"What I see is an uncomfortable creep to find more and more friendships, and more and more special occasions,” Willett said.
He noted that the wedding was “quite the social event,” because Val Kilmer was apparently in attendance.
The commissioners also found no violation in Hickenlooper’s two flights aboard a plane leased by his chief of staff, Patrick Meyers.
Grueskin argued that all the travel in question fit the exemptions, and he said that none of the parties were trying to influence Hickenlooper’s actions in office.
“No suggestion of that has been made. No allegation of that has been made. And certainly no proof of that has been made,” he said. “There’s been no show that the governor has done anything for any of the individuals so named in order to generate a reward.”
In his hearing, Hickenlooper admitted that he’d never sought training on the gift ban, but said that he worked with his team to review any questionable exchanges.
The bigger, thematic battle was about why Hickenlooper was on these planes to begin with. The governor said that he spent much of his time traveling the world as a champion for Colorado’s economy.
Staiert said he “took private corporate jets to mingle with billionaires and the world elite,” adding: “The fact is, one person’s great deal is another person’s corporate handout.”
The unusual virtual hearing had some moments of levity. Hickenlooper, having missed a question due to background noise, suggested that someone might have been “flushing.” But the proceedings went more smoothly than the first day’s hearing on Thursday.
Hickenlooper tried for days to avoid testifying at the virtual hearing, saying the format was untested and unfair. He defied a subpoena from the commission, and only agreed to come just before a judge ordered him to. The commission held him in contempt and threatened to sanction him, resulting in national headlines.

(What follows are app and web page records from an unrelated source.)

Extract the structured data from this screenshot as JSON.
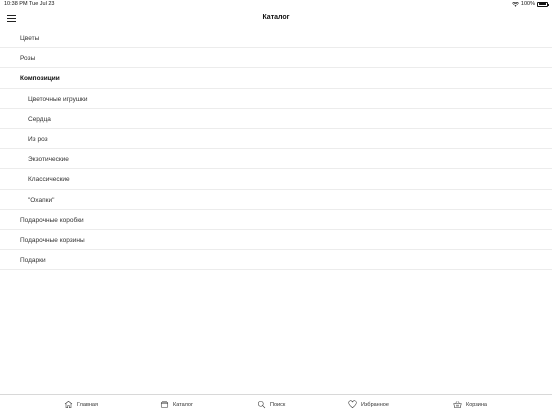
{
  "status": {
    "time": "10:38 PM",
    "date": "Tue Jul 23",
    "battery": "100%"
  },
  "nav": {
    "title": "Каталог"
  },
  "catalog": [
    {
      "label": "Цветы",
      "level": 0,
      "bold": false
    },
    {
      "label": "Розы",
      "level": 0,
      "bold": false
    },
    {
      "label": "Композиции",
      "level": 0,
      "bold": true
    },
    {
      "label": "Цветочные игрушки",
      "level": 1,
      "bold": false
    },
    {
      "label": "Сердца",
      "level": 1,
      "bold": false
    },
    {
      "label": "Из роз",
      "level": 1,
      "bold": false
    },
    {
      "label": "Экзотические",
      "level": 1,
      "bold": false
    },
    {
      "label": "Классические",
      "level": 1,
      "bold": false
    },
    {
      "label": "\"Охапки\"",
      "level": 1,
      "bold": false
    },
    {
      "label": "Подарочные коробки",
      "level": 0,
      "bold": false
    },
    {
      "label": "Подарочные корзины",
      "level": 0,
      "bold": false
    },
    {
      "label": "Подарки",
      "level": 0,
      "bold": false
    }
  ],
  "tabs": [
    {
      "label": "Главная",
      "icon": "home-icon"
    },
    {
      "label": "Каталог",
      "icon": "catalog-icon"
    },
    {
      "label": "Поиск",
      "icon": "search-icon"
    },
    {
      "label": "Избранное",
      "icon": "heart-icon"
    },
    {
      "label": "Корзина",
      "icon": "basket-icon"
    }
  ]
}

The commission could punish Hickenlooper with fines. The state has reportedly paid $525 an hour to Grueskin for Hickenlooper’s defense, a practice common in cases against public officials facing complaints in their official capacity.